_Input data_
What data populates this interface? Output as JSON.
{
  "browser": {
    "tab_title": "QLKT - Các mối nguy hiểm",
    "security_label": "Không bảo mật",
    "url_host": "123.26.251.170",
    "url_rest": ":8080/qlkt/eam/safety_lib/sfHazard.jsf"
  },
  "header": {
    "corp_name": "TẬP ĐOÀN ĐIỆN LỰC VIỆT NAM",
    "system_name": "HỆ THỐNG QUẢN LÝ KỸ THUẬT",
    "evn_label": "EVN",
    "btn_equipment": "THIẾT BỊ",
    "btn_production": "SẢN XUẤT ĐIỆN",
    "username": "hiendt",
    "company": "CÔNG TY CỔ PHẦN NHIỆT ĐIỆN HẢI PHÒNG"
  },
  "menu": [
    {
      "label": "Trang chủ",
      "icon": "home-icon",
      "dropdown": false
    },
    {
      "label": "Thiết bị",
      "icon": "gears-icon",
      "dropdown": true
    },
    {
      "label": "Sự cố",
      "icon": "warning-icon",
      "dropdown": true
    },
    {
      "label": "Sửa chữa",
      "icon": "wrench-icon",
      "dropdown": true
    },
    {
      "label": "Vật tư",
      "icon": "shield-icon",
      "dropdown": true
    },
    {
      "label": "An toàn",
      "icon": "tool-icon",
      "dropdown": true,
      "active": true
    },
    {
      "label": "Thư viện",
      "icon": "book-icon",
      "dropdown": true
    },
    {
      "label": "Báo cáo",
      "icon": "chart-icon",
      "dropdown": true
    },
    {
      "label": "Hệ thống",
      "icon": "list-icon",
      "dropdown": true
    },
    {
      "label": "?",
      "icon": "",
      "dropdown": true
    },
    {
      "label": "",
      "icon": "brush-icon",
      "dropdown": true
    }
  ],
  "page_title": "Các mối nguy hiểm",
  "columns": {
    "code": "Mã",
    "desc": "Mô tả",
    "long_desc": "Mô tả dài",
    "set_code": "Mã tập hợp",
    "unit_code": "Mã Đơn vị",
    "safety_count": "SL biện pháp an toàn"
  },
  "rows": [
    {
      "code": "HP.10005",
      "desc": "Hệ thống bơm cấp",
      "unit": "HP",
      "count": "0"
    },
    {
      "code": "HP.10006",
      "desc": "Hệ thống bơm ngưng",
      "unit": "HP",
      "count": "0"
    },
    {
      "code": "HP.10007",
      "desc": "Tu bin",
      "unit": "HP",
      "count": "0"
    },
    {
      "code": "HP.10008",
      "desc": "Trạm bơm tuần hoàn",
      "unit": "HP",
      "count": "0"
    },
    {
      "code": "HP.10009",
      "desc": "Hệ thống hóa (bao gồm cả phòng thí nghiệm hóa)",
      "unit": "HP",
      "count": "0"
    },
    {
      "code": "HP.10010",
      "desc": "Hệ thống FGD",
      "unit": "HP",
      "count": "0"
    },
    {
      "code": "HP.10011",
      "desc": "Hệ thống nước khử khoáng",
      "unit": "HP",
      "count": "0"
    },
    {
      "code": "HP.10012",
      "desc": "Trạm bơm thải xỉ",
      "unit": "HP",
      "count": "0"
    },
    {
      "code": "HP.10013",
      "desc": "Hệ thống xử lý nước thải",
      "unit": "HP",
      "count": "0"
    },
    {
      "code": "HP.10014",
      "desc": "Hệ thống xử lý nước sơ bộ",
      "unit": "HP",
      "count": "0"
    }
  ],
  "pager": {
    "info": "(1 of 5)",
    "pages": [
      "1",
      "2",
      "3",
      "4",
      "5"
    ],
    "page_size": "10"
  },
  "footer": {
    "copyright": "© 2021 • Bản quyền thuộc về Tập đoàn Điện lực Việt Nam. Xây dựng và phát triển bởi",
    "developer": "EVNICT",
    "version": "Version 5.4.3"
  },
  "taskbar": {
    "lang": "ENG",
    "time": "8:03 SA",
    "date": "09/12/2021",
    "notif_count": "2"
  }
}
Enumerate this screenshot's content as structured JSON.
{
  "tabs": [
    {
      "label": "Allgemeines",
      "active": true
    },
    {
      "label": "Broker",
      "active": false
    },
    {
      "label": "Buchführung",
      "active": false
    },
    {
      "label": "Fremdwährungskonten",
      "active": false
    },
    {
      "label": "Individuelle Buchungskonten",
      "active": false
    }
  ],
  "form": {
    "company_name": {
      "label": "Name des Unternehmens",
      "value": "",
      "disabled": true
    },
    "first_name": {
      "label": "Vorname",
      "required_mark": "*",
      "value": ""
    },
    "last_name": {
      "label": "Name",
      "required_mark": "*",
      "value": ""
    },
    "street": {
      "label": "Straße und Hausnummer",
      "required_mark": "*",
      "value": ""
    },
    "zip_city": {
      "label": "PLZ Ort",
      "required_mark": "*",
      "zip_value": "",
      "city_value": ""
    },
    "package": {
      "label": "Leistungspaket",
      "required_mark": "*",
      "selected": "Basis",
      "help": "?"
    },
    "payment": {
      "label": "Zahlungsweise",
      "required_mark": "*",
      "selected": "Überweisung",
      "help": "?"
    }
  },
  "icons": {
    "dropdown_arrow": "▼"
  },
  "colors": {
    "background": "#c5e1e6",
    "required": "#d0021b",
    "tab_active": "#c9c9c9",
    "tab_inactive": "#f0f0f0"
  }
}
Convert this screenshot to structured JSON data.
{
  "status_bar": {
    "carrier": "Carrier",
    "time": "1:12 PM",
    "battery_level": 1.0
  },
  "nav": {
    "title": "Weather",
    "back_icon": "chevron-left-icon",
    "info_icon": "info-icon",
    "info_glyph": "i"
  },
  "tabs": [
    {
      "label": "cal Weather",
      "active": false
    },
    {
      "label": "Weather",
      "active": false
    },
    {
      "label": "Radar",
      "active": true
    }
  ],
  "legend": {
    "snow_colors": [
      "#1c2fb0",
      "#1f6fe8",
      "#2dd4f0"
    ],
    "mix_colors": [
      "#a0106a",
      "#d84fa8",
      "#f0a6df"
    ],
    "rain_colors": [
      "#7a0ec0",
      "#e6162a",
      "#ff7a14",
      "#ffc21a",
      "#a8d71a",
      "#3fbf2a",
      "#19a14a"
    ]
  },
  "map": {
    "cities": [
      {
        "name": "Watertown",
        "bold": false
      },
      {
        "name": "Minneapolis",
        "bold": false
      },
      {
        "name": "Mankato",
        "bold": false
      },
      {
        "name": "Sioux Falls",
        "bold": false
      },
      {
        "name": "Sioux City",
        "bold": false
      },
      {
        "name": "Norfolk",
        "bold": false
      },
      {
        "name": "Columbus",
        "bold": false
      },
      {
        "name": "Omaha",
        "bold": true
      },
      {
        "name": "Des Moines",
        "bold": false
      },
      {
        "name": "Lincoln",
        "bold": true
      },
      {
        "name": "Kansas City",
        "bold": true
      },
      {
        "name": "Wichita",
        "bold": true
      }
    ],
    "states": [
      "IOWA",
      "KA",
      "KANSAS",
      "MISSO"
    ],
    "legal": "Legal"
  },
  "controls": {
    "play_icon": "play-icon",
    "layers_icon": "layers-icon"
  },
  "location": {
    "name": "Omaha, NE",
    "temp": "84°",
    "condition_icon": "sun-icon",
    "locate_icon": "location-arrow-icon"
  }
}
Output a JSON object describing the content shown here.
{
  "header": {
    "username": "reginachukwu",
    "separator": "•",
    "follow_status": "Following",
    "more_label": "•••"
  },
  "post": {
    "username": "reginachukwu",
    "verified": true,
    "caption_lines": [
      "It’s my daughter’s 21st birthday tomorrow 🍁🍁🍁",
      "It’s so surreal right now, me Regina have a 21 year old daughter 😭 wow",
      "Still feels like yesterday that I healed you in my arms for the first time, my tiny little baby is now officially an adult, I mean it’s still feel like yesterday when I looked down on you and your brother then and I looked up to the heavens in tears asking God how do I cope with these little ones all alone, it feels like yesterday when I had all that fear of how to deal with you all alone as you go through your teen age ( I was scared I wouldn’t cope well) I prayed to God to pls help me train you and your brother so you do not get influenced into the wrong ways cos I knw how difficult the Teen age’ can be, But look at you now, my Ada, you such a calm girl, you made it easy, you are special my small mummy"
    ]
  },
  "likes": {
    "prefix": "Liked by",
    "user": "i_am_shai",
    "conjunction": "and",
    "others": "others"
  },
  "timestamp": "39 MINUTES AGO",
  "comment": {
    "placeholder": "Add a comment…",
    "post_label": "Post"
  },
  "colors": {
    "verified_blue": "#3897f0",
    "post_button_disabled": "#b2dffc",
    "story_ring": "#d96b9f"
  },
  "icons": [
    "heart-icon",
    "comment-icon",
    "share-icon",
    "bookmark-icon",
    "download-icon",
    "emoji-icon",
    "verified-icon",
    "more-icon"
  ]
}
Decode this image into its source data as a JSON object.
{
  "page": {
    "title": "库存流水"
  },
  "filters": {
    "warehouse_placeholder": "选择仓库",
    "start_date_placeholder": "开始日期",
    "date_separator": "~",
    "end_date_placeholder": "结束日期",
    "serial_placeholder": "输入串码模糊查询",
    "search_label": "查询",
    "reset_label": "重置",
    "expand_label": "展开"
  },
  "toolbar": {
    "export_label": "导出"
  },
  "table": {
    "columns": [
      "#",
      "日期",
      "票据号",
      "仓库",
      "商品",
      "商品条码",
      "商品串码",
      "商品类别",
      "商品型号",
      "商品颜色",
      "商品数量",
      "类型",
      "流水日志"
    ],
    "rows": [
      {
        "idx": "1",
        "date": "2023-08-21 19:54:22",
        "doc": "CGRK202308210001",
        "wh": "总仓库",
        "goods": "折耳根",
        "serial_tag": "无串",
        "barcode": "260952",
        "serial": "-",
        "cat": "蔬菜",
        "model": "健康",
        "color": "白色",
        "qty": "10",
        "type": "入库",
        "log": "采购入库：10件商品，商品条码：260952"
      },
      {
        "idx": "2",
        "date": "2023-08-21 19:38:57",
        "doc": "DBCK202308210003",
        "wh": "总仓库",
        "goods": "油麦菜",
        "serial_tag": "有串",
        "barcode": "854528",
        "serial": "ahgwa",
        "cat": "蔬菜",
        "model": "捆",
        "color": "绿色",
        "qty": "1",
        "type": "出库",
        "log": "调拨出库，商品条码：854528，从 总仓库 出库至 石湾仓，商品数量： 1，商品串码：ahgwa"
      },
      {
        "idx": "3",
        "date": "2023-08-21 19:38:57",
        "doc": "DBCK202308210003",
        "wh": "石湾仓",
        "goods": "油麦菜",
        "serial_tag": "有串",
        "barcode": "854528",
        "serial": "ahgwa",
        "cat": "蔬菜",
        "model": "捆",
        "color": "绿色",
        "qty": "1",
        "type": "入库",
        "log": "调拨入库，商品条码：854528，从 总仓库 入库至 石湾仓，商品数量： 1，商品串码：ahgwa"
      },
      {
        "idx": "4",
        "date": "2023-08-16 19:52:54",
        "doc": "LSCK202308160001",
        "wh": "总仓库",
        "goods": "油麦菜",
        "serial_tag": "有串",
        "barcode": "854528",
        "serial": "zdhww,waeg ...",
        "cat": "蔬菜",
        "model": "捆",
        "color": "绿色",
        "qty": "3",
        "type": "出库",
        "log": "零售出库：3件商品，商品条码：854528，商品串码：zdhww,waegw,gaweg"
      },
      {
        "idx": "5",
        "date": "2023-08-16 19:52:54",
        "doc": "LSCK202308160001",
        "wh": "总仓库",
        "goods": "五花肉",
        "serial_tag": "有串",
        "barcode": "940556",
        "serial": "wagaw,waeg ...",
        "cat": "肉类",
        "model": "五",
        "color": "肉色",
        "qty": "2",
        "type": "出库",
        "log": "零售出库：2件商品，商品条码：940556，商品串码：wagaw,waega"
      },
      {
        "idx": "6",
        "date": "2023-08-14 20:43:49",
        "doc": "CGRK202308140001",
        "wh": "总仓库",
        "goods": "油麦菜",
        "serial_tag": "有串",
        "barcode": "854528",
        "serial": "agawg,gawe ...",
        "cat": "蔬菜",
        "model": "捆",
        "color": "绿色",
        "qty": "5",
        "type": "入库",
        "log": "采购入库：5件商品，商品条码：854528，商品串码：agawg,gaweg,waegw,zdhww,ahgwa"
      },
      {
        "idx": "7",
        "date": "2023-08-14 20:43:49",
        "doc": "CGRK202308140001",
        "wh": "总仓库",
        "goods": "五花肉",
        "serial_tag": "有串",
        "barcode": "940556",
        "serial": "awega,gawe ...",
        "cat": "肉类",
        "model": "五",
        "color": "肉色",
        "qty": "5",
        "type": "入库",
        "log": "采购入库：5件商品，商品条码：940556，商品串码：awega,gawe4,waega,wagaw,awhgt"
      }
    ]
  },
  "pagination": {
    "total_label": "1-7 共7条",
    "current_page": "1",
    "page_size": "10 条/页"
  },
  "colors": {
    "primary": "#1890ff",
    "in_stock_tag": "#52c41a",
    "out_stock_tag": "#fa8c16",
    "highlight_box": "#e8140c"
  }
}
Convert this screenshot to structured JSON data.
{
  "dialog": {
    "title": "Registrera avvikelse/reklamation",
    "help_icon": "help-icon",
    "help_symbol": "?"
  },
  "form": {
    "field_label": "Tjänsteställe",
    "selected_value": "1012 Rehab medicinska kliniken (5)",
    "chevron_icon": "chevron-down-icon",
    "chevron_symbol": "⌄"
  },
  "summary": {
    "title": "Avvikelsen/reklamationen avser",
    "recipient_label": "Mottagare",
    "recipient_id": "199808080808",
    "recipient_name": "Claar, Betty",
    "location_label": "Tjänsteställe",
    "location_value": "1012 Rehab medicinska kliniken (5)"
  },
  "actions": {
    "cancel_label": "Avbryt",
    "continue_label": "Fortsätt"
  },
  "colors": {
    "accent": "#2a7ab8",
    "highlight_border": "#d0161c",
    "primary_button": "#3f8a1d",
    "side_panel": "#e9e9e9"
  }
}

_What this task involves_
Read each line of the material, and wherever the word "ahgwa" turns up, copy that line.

_Solution for this exercise_
        "serial": "ahgwa",
        "log": "调拨出库，商品条码：854528，从 总仓库 出库至 石湾仓，商品数量： 1，商品串码：ahgwa"
        "serial": "ahgwa",
        "log": "调拨入库，商品条码：854528，从 总仓库 入库至 石湾仓，商品数量： 1，商品串码：ahgwa"
        "log": "采购入库：5件商品，商品条码：854528，商品串码：agawg,gaweg,waegw,zdhww,ahgwa"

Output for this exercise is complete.